Christmas Poinsettias / Euphorbia pulcherrima

poinsparklingpunch (300x295)Euphorbia pulcherrima SPARKLING PUNCH (Paul Ecke Ranch) – A pink version of ‘Ice Punch’ with soft pink bracts accented with central white streaking, with the variegation becoming more intense with age. It has medium to high vigor and was voted best novelty cultivar of 2014. Poinsettias are best placed in bright light with minimal hot or cold drafts and day temperatures of 65-70F.

poinchristmasbeauty (300x293)Euphorbia pulcherrima ‘Christmas Beauty Red’ (Selecta) – A strong red poinsettia with a vase-shaped growth habit and rigid stems. The dark green foliage provides a beautiful contrast to the floriferous deep red bracts. Water (tepid temperature) whenever the surface of the soil feels dry and give it enough so that it drains out the bottom, but be sure to remove any excess.

poinwhitestar (300x293)Euphorbia pulcherrima WHITESTAR (Fischer) – Probably one of the best white poinsettias available, as the huge showy bracts are really close to a pure snowy white. These are nicely contrasted by the mid green foliage and it is considered the best variety for painting.

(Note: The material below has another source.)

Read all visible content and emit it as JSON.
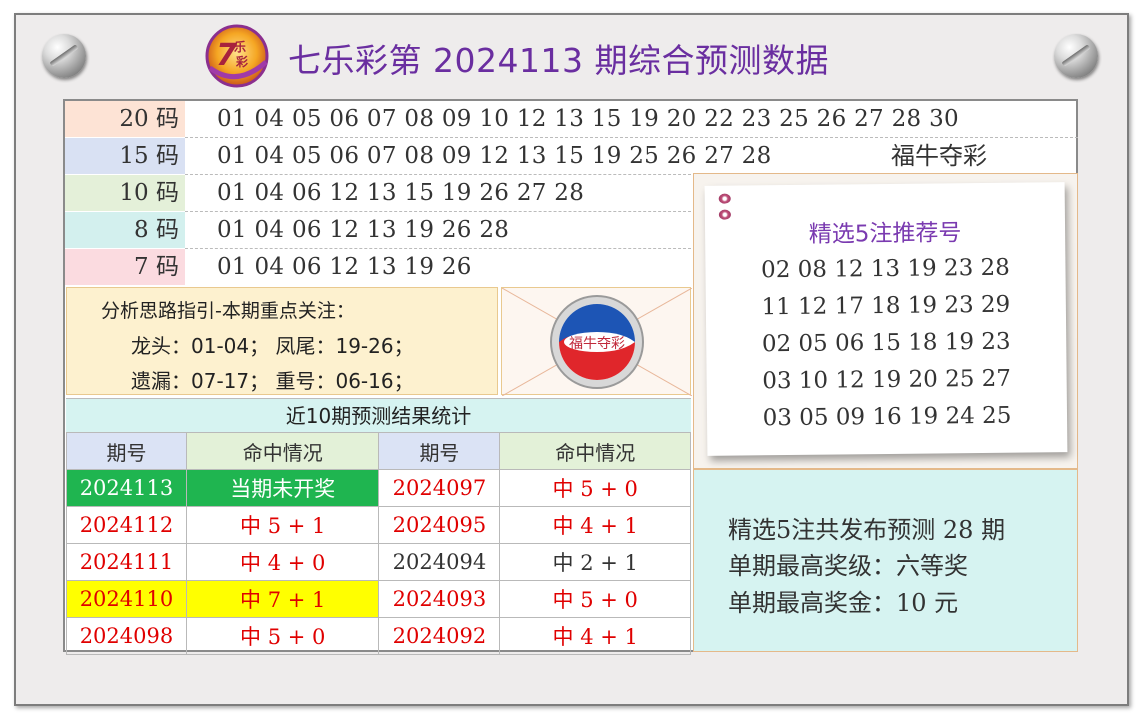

When bringing poinsettias home from the nursery make sure they are sleeved to protect them from the cold.

poinjubileejinglebells (299x300)Euphorbia pulcherrima ‘Jubilee Jingle Bells’ (Paul Ecke Ranch) – This member of the Jubilee Series features medium red bracts with irregular dark pink spotting. It is more compact than ‘Jubilee Red’ and the bracts are nicely contrasted by the deep green foliage. When choosing a poinsettia pick one that is well-branched with rich green foliage and no fallen leaves.

poindavinci (300x287)Euphorbia pulcherrima DA VINCI (Syngenta) – Unique soft peppermint pink bracts have some irregular red spotting or occasional streaks. The bracts often have a notched holly-like shape and are nicely contrasted by the deep green foliage. Cut back your faded flower or bract stems to 4 to 6″ in length – pruning is best done from February to March.

Advertisements
This entry was posted in Gardening and tagged , . Bookmark the permalink.

Leave a Reply

Fill in your details below or click an icon to log in:

WordPress.com Logo

You are commenting using your WordPress.com account. Log Out / Change )

Twitter picture

You are commenting using your Twitter account. Log Out / Change )

Facebook photo

You are commenting using your Facebook account. Log Out / Change )

Google+ photo

You are commenting using your Google+ account. Log Out / Change )

Connecting to %s